Monday, September 10, 2012

Surrounded by FBI Officials, BlueToad CEO Admits Apple IDs Stolen from His Company

ORLANDO, Fla. (Bennington Vale Evening Transcript) -- During the first week of September, AntiSec -- an offshoot of the Anonymous hacker collective -- published over one million stolen Apple user IDs on the open web. Having one's personal information released publicly across the Internet would be frightening enough, but initial reports citing an FBI agent's laptop as the source of the compromised data elevated the concerns to legitimate panic. Security expert Peter Kruse validated the authenticity of the personal information in a tweet dated September 4: "Apple UDID leak is real. I have confirmed three of my devices in the leaked data." What remained unclear at the time were AntiSec's claims that the IDs had been discovered and subsequently pilfered from a federal agency. Why the FBI would have an extensive collection of device identifiers lingers as the most disturbing question in the investigation. On Monday, however, a software company based in Florida admitted the stolen profiles had come from its databases. Surrounded by a cadre of armed FBI agents in a show of support and contrition, BlueToad Inc. CEO Paul DeHart said, "We want to apologize, announce what happened and set the record straight."

According to the company's website, BlueToad is an electronic publishing firm "providing Digital Editions and Mobile Apps to publishers worldwide." The Apple device IDs were resident in BlueToad's systems because of the apps the company develops and sells through iTunes. DeHart, sweating and visibly anxious compared to the FBI officials beside him, revealed that the company experiences over 1,000 hacking attempts a day, though none have been successful to this point.

FBI spokesman Barris McLean confirmed DeHart's assertion, telling reporters "it certainly does appear that BlueToad was where the information was actually compromised."

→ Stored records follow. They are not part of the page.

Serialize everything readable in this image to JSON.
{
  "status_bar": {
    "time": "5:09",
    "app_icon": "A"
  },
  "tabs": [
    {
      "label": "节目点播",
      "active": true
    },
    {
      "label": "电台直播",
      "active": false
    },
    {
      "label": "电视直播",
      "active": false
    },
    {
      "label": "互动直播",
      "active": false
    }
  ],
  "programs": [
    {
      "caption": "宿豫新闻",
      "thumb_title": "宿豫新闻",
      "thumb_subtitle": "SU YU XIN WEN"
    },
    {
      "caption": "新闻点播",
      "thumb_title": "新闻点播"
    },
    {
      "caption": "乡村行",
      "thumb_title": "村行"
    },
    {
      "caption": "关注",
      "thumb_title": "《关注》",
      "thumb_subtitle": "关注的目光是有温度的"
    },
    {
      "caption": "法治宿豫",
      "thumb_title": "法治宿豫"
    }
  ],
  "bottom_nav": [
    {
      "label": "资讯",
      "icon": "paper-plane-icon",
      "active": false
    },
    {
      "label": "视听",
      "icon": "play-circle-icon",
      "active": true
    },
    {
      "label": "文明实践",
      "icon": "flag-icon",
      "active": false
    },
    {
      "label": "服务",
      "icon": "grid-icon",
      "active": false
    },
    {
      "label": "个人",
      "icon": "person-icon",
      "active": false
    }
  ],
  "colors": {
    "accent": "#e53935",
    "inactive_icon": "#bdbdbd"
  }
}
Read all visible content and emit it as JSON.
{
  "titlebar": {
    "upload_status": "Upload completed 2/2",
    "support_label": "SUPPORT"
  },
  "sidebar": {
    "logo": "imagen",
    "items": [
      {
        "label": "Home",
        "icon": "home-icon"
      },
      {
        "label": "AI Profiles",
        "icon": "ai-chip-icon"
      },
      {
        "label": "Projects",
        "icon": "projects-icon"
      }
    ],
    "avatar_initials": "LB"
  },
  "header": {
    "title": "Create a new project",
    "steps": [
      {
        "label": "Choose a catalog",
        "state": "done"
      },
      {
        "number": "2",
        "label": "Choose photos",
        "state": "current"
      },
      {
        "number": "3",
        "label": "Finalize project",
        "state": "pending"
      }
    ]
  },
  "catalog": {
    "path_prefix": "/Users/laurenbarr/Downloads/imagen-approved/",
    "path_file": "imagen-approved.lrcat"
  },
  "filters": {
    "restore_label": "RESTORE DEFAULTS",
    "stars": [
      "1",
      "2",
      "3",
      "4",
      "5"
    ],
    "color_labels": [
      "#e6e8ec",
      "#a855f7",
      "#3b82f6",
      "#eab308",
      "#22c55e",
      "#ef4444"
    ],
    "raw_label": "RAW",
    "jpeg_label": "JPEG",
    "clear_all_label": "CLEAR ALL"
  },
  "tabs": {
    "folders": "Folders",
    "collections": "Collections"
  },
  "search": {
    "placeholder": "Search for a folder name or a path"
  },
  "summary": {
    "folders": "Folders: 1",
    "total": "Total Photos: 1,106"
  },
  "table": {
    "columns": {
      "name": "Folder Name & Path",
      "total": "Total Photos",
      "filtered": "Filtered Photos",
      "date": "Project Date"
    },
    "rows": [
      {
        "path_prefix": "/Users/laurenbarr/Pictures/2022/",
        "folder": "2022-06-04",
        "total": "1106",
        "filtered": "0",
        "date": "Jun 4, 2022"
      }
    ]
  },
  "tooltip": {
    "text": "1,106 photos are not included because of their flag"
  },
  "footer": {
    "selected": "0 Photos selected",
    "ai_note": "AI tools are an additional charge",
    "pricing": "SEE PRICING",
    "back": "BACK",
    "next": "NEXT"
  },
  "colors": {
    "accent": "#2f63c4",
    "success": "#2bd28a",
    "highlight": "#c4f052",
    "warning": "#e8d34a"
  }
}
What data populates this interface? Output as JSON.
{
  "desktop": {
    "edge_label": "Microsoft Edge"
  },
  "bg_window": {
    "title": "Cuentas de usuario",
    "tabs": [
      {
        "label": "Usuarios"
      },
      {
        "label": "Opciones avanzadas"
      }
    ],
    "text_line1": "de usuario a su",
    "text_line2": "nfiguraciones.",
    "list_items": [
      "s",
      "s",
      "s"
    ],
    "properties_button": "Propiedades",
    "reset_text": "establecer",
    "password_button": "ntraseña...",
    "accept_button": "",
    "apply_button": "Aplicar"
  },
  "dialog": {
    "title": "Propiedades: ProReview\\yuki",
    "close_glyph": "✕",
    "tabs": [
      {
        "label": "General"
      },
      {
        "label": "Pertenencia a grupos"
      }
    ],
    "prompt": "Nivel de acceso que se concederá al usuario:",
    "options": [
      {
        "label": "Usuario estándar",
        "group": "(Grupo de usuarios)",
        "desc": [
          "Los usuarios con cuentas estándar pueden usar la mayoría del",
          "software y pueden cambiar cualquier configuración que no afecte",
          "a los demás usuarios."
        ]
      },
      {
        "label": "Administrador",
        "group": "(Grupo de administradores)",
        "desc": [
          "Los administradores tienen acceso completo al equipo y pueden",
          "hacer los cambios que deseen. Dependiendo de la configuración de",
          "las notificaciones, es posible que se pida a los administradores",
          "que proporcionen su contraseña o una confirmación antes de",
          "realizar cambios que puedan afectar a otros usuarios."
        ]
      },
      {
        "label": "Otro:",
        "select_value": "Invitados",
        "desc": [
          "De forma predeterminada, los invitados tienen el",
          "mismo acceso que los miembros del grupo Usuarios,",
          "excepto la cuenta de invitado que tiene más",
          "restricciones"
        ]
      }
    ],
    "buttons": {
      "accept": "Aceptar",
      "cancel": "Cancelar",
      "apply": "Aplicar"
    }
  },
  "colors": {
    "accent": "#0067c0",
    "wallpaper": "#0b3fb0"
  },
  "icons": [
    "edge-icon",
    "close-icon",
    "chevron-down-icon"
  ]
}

Reading from a note card handed to him by McLean, DeHart said,"The false reports about the FBI were clearly fabricated by AntiSec to promote its conspiratorial agenda. How the FBI would have obtained such data, or why it would want access to a private citizen's personal records, are questions that seem ridiculous."

Continuing to read his prepared statement, DeHart added that "it's certainly not as though the United States would ever monitor the private communications of its people, or has the legal authority to conduct roving wiretaps or other surveillance maneuvers under any piece of existing legislation. The fault is entirely BlueToad's. I bear personal responsibility for my utter incompetence and failure to protect our servers -- and our customer's information -- better. Accusing the FBI of collecting consumer data should seem to most Americans as ludicrous as implying that the TSA indiscriminately gropes travelers or violates their privacy. We are working closely with authorities to close this investigation."

(c) 2012. See disclaimers.